Even people who are not architecture buffs usually recognize big contemporary names in architecture like I. M. Pei (the Louvre pyramid) of Pei Cobb Fried and Partners (Bellevue’s new Atrium Pavilion, 2005) or Skidmore Owings and Merrill (New York University Medical School buildings in the 1950s and Mt. Sinai’s Annenberg Pavilion of 1976). Most New Yorkers have also run into the firm of McKim Mead and White’s many New York City buildings and their master plans for Columbia University and the Bellevue Hospital campus.
But what about Charles B. Meyers and the firm of York and Sawyer—both from the early twentieth century? New Yorkers certainly know several of their contributions to the architecture of health care and to the cityscape more widely, but usually without knowing the designers’ names.
This blog introduces York and Sawyer. The work of Charles B. Meyer will appear in a subsequent installment.

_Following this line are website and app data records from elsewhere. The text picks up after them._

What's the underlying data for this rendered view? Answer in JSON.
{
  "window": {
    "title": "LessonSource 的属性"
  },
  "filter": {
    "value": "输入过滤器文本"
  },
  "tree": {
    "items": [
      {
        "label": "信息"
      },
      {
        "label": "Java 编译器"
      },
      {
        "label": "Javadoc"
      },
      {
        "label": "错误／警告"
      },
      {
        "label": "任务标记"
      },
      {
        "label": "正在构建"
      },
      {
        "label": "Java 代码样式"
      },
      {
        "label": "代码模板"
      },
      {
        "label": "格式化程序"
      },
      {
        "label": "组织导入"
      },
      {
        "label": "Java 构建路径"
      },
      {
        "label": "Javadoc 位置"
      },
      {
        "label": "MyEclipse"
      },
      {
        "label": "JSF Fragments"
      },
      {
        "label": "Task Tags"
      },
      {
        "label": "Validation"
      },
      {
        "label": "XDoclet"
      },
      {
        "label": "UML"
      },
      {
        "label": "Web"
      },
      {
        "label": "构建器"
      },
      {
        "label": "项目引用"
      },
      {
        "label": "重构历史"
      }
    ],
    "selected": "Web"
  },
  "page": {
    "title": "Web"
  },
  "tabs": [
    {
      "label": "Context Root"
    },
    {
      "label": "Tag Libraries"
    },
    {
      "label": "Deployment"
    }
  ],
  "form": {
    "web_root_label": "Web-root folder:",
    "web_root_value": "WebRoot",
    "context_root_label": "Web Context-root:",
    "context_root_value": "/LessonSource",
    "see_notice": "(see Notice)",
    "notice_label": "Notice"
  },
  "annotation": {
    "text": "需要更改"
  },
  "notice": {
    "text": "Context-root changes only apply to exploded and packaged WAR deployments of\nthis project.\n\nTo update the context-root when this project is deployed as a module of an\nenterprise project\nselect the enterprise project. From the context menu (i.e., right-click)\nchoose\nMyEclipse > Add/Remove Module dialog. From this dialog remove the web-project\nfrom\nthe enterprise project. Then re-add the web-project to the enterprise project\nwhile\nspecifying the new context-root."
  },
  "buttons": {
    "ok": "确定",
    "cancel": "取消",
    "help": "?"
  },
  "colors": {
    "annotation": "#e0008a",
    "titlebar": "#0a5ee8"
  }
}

In 1921, their handsome and stately Fifth Avenue Hospital in Beaux-Arts style was completed and dedicated. It spanned the block between 105th and 106th Streets, facing the entrance to Central Park’s Conservatory Garden. The lower parts of the facade were of light colored limestone blocks and the upper parts were stucco in the same color. It had terra cotta trim and a tile roof. Although its X-shape floor plan was traditional, this design broke new ground in being a hospital without wards—only private rooms. The hospital was later renamed Flower-Fifth Avenue Hospital, and the building is currently home to the Terence Cardinal Cooke Health Care Center.
The principals of the firm were Edward York (1863–1928) and Philip Sawyer (1868–1949), who established their firm in 1898 after they met while both were employed at McKim Mead and White. They continued the American version of Beaux-Arts principles exemplified by McKim Mean and White’s work even as they expanded classical and Renaissance style to high-rise buildings made possible by the invention of the Otis safety elevator. Among their many New York City buildings, readers are probably familiar with the New York Historical Society on Central Park West, the Federal Reserve Bank on Liberty Street, the Bowery Savings Bank on East 42nd Street, and the Central Savings Bank on 73rd Street between Broadway and Amsterdam (now the Apple Bank for Savings).
Just four years after the Fifth Avenue Hospital opened, the New York Academy of Medicine laid a cornerstone for its new home on Fifth Avenue at 103rd Street, also designed by York and Sawyer. This building had a dedication on November 18, 1926, which the following day’s New York Times headlined “Medical Academy in $2,000,000 Home.” (Adjusted for inflation that project would cost about $27 million today). An Italianate palazzo with Romanesque and Byzantine elements and faced in large stone blocks of variegated greys, the Academy was quite different from the classical lines and the uniform light color of their nearby hospital. But both were beautiful additions to a rapidly developing upper Fifth Avenue, now often called “Museum Mile.” They were proud—and enduring—achievements for the architects and for the health care institutions they served so well.
 Anonymous, “The Fifth Avenue Hospital and Laura Franklin Free Hospital for Children, New York City: York & Sawyer, Architects, Wiley Egan Woodbury, M.D., Consultant,” The Architectural Review 11:5 (November 1920), 129-140 plus unnumbered glossy plates.
Pingback: The Architecture of Health Care (Part 2) | Books, Health and History